Problem to work on =
Repeat the records exactly, minus the pictures.

**** Entries supplied

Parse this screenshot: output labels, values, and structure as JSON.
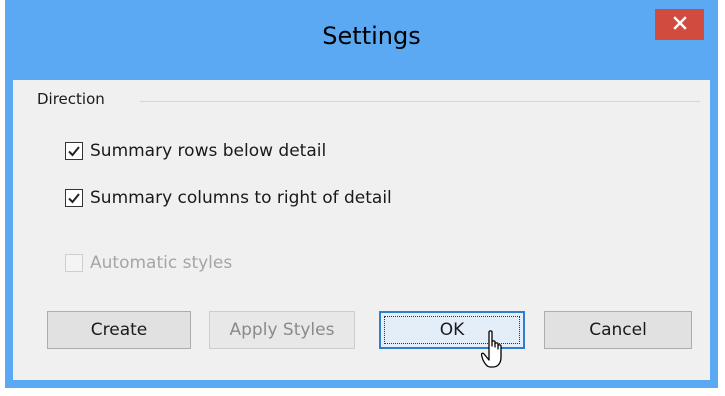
{
  "window": {
    "title": "Settings",
    "close_icon": "close-icon",
    "colors": {
      "titlebar": "#5aa9f2",
      "close_button": "#d24b3f",
      "client": "#f0f0f0"
    }
  },
  "group": {
    "label": "Direction"
  },
  "options": [
    {
      "label": "Summary rows below detail",
      "checked": true,
      "enabled": true
    },
    {
      "label": "Summary columns to right of detail",
      "checked": true,
      "enabled": true
    },
    {
      "label": "Automatic styles",
      "checked": false,
      "enabled": false
    }
  ],
  "buttons": {
    "create": "Create",
    "apply_styles": "Apply Styles",
    "ok": "OK",
    "cancel": "Cancel"
  }
}
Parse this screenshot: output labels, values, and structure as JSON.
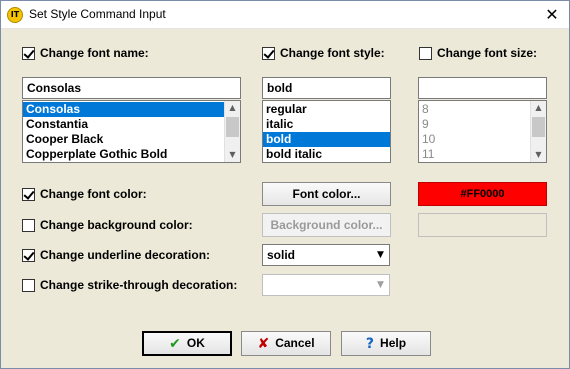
{
  "window": {
    "title": "Set Style Command Input",
    "app_icon_text": "IT",
    "close_glyph": "✕"
  },
  "font_name": {
    "checkbox_label": "Change font name:",
    "checked": true,
    "value": "Consolas",
    "list": [
      "Consolas",
      "Constantia",
      "Cooper Black",
      "Copperplate Gothic Bold"
    ],
    "selected_index": 0
  },
  "font_style": {
    "checkbox_label": "Change font style:",
    "checked": true,
    "value": "bold",
    "list": [
      "regular",
      "italic",
      "bold",
      "bold italic"
    ],
    "selected_index": 2
  },
  "font_size": {
    "checkbox_label": "Change font size:",
    "checked": false,
    "value": "",
    "list": [
      "8",
      "9",
      "10",
      "11"
    ]
  },
  "font_color": {
    "checkbox_label": "Change font color:",
    "checked": true,
    "button_label": "Font color...",
    "swatch_value": "#FF0000",
    "swatch_color": "#ff0000"
  },
  "background_color": {
    "checkbox_label": "Change background color:",
    "checked": false,
    "button_label": "Background color..."
  },
  "underline": {
    "checkbox_label": "Change underline decoration:",
    "checked": true,
    "selected": "solid"
  },
  "strike_through": {
    "checkbox_label": "Change strike-through decoration:",
    "checked": false,
    "selected": ""
  },
  "actions": {
    "ok_label": "OK",
    "cancel_label": "Cancel",
    "help_label": "Help",
    "ok_icon": "check-icon",
    "cancel_icon": "x-icon",
    "help_icon": "question-icon"
  }
}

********

Finished task =
Parse this screenshot: output labels, values, and structure as JSON.
{
  "window": {
    "title": "Settings",
    "close_icon": "close-icon",
    "colors": {
      "titlebar": "#5aa9f2",
      "close_button": "#d24b3f",
      "client": "#f0f0f0"
    }
  },
  "group": {
    "label": "Direction"
  },
  "options": [
    {
      "label": "Summary rows below detail",
      "checked": true,
      "enabled": true
    },
    {
      "label": "Summary columns to right of detail",
      "checked": true,
      "enabled": true
    },
    {
      "label": "Automatic styles",
      "checked": false,
      "enabled": false
    }
  ],
  "buttons": {
    "create": "Create",
    "apply_styles": "Apply Styles",
    "ok": "OK",
    "cancel": "Cancel"
  }
}
Parse this screenshot: output labels, values, and structure as JSON.
{
  "window": {
    "title": "Set Style Command Input",
    "app_icon_text": "IT",
    "close_glyph": "✕"
  },
  "font_name": {
    "checkbox_label": "Change font name:",
    "checked": true,
    "value": "Consolas",
    "list": [
      "Consolas",
      "Constantia",
      "Cooper Black",
      "Copperplate Gothic Bold"
    ],
    "selected_index": 0
  },
  "font_style": {
    "checkbox_label": "Change font style:",
    "checked": true,
    "value": "bold",
    "list": [
      "regular",
      "italic",
      "bold",
      "bold italic"
    ],
    "selected_index": 2
  },
  "font_size": {
    "checkbox_label": "Change font size:",
    "checked": false,
    "value": "",
    "list": [
      "8",
      "9",
      "10",
      "11"
    ]
  },
  "font_color": {
    "checkbox_label": "Change font color:",
    "checked": true,
    "button_label": "Font color...",
    "swatch_value": "#FF0000",
    "swatch_color": "#ff0000"
  },
  "background_color": {
    "checkbox_label": "Change background color:",
    "checked": false,
    "button_label": "Background color..."
  },
  "underline": {
    "checkbox_label": "Change underline decoration:",
    "checked": true,
    "selected": "solid"
  },
  "strike_through": {
    "checkbox_label": "Change strike-through decoration:",
    "checked": false,
    "selected": ""
  },
  "actions": {
    "ok_label": "OK",
    "cancel_label": "Cancel",
    "help_label": "Help",
    "ok_icon": "check-icon",
    "cancel_icon": "x-icon",
    "help_icon": "question-icon"
  }
}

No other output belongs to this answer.